In the late 1960's and early 1970's, a serial killer stalked parts of Northern California. The exact body count is unknown and whether or not some murders he took credit for were actually his handiwork also remains a mystery.
Assigning himself with the moniker "Zodiac" in taunting letters and cryptic codes sent to the police departments and newspaper outlets, he was never apprehended and no truly viable suspects seem to have ever developed from the limited evidence left behind at the scenes of his crimes.

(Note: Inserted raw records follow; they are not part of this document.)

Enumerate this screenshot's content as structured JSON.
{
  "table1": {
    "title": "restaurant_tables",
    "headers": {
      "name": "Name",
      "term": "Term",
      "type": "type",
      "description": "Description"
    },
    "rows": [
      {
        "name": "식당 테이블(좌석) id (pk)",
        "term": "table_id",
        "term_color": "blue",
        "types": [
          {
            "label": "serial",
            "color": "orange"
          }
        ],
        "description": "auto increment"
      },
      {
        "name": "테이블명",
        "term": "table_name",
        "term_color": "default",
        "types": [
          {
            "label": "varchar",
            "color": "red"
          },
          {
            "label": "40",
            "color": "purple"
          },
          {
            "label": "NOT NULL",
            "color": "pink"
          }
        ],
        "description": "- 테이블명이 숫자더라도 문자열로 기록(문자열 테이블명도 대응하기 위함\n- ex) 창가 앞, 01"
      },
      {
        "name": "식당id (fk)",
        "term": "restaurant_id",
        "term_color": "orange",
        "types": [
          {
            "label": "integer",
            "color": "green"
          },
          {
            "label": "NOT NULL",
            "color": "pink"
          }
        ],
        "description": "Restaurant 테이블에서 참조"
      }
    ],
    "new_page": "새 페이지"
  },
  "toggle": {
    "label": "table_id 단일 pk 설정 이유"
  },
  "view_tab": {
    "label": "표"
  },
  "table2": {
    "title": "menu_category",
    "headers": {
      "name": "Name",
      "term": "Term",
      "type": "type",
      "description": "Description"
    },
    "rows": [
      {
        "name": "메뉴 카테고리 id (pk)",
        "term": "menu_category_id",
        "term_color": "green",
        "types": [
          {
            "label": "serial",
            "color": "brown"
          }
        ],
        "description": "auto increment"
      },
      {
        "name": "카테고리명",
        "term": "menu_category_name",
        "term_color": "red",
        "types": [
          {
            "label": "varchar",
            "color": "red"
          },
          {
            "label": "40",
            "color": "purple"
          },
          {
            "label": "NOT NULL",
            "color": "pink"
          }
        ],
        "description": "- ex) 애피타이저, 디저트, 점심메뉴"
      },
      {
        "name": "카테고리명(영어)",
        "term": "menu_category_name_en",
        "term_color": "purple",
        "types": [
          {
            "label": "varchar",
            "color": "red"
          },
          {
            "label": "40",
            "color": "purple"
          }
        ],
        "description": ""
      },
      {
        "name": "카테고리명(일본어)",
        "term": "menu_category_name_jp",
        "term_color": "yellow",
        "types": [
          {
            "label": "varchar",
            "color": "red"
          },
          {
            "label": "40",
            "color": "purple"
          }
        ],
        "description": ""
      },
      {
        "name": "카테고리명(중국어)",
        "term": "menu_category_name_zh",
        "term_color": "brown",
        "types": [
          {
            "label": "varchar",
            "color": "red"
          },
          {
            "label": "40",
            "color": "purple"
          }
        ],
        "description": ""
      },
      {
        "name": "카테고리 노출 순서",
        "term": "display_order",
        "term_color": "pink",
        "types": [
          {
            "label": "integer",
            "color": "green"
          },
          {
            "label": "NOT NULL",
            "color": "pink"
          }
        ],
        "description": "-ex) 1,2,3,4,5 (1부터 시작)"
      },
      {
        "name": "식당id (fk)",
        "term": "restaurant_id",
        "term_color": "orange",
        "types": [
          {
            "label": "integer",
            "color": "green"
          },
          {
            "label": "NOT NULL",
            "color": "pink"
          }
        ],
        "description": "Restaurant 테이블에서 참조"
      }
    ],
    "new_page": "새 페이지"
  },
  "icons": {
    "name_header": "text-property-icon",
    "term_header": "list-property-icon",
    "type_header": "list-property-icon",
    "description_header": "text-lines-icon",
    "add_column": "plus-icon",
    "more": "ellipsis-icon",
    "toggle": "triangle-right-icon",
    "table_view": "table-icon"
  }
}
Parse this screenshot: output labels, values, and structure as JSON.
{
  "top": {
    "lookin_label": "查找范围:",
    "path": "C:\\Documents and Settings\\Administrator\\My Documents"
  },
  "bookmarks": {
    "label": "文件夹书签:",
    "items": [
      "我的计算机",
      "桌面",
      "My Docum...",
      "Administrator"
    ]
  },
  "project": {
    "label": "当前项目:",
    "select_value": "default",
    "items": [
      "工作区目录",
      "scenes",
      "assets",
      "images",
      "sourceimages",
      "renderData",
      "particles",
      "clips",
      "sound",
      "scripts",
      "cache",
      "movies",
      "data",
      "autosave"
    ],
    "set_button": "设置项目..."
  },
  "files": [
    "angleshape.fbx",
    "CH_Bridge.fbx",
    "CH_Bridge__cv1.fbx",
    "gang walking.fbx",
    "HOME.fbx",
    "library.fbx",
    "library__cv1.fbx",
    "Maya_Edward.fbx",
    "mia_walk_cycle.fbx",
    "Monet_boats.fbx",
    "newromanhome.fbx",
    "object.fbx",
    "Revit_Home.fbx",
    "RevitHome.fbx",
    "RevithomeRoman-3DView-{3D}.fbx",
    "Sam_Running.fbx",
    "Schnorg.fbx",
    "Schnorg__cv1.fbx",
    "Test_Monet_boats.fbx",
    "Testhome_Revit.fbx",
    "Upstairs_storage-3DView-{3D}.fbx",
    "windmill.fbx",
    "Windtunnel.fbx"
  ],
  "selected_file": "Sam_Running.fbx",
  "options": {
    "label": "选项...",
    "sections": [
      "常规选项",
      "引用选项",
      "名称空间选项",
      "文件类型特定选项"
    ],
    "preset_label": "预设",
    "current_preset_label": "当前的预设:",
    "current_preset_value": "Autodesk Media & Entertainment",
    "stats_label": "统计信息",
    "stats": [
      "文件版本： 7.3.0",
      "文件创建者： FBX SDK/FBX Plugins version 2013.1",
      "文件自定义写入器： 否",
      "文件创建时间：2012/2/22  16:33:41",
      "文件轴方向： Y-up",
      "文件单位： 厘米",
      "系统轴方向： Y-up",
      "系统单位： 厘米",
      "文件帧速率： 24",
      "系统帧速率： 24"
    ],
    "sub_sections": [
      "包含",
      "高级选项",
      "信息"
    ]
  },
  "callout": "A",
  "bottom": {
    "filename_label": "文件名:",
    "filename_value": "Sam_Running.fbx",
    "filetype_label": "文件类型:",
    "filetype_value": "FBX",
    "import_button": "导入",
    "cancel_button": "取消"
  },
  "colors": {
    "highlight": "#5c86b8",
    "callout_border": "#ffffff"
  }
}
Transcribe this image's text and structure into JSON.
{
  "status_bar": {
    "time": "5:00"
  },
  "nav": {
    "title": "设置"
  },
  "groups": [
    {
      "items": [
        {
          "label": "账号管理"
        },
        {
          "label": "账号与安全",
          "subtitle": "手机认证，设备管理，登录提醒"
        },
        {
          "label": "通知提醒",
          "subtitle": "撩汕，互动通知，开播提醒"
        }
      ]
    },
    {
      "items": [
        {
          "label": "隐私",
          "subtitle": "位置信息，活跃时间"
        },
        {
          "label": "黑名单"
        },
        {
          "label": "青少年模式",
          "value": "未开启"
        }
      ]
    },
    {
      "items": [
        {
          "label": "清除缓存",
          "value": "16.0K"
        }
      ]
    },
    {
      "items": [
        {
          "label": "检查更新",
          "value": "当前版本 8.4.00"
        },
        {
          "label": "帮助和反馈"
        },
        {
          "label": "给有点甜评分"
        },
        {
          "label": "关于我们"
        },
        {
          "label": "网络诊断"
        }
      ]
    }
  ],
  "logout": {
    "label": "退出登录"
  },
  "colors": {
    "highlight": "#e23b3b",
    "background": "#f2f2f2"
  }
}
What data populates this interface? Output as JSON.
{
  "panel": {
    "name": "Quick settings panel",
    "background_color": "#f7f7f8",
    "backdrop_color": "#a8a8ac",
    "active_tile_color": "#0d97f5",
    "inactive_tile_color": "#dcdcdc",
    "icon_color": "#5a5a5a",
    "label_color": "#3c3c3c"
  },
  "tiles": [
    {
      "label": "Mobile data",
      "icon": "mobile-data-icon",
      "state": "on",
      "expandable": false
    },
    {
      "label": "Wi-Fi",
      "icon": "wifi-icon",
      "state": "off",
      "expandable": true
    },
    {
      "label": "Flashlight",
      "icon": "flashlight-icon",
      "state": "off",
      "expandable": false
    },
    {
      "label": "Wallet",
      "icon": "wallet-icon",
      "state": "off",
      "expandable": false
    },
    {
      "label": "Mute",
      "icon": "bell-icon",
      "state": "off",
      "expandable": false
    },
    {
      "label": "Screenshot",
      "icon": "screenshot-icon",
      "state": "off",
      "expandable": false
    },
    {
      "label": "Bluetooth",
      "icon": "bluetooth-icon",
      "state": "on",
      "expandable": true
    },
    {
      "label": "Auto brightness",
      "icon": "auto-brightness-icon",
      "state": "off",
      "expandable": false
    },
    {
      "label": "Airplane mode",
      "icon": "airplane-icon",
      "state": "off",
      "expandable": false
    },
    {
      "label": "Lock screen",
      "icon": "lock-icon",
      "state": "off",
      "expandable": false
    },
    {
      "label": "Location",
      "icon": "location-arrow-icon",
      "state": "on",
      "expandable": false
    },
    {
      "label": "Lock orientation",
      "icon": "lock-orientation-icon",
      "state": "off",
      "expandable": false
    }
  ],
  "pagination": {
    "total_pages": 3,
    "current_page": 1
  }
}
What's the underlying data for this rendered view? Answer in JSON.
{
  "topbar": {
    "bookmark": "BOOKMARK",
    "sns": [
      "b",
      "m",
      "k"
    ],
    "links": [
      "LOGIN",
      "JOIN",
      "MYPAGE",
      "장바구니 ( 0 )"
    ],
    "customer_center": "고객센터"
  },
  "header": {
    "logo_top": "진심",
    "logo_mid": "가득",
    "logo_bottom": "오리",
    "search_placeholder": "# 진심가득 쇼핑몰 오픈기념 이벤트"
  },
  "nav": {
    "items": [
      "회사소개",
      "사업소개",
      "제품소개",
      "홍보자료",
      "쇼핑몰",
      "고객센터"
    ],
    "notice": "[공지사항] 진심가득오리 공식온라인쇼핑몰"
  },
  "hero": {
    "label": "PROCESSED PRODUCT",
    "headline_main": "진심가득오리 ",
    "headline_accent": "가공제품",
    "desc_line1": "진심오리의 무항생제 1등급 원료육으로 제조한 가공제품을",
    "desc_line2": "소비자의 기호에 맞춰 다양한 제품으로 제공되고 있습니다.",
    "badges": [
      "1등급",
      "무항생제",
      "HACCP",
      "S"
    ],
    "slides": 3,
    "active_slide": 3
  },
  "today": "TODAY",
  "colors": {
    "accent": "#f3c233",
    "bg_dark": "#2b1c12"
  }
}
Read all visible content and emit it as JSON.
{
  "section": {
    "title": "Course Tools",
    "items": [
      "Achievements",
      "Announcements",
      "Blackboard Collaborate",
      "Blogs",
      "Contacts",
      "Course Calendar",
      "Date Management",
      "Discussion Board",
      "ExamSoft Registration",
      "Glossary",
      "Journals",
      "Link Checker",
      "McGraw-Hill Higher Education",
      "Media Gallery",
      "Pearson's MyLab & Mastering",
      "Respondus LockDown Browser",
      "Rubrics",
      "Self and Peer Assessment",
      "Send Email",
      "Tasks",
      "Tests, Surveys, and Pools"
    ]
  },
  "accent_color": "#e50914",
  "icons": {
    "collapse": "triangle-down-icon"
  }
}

In letters written to newspapers, the Zodiac serial killer in California claimed thirty-seven victims, seven of which are considered "confirmed" by police investigators. Two of those seven survived, yet were not able to provide any substantial descriptions or clues to the identity of the Zodiac. Six of these confirmed attacks were couples, three sets of two, and the survivors were males. The seventh confirmed victim was a cab driver who apparently was in the wrong place at the wrong time and had the misfortune of crossing paths with the Zodiac while the killer traversed the city of San Francisco.
Additional murders and attempted murders are the suspected handiwork of the Zodiac, with those being another couple, and three separate incidents involving solitary women (one of whom had an infant with her at the time of her attack).
The Zodiac's most active time period was from July 1969 to December 1969, where he either attacked someone or mailed a letter or coded letter during each of the months in that time frame. Prior to that period from mid-to-late 1969, the Zodiac's confirmed or suspected activities took place in 1963, 1966, and 1968 (the first two being suspected and the 1968 incident being confirmed). In March and September 1970, two more suspected Zodiac attacks took place.
Zodiac remained communicative through March 1971, and the notes, cards, and letters received after that date have not been conclusively identified as having been sent from the Zodiac killer, with the exception of one sent in January 1974 to the San Francisco Chronicle. Several other messages have been received by various agencies and entities since that time, but those have either been outright dismissed as being the work of the Zodiac or have been deemed inconclusive with regard to authorship.
There have been a small handful of suspects advanced by investigators over the years, with none being of such solidity that any arrests have been made. In the book Zodiac by Robert Graysmith, suspect Arthur Leigh Allen seems to hold the most weight with regard to viability as a suspect, but he was ruled out when DNA comparisons were made from a Zodiac letter (even though it was not determined that the DNA sample was actually the Zodiac's).
The Zodiac serial killer in California has remained popular in myth and media, with books and movies about him being written and made on a regular basis. There are also several websites devoted to stockpiling and displaying case information, evidence, letters, codes, possible suspects, possible victims, and other information relating to the Zodiac's activities and suspected activities. Not unlike Jack the Ripper, the Zodiac killer remains a fascinating subject long after his crime spree ended, and his identity remains just as elusive.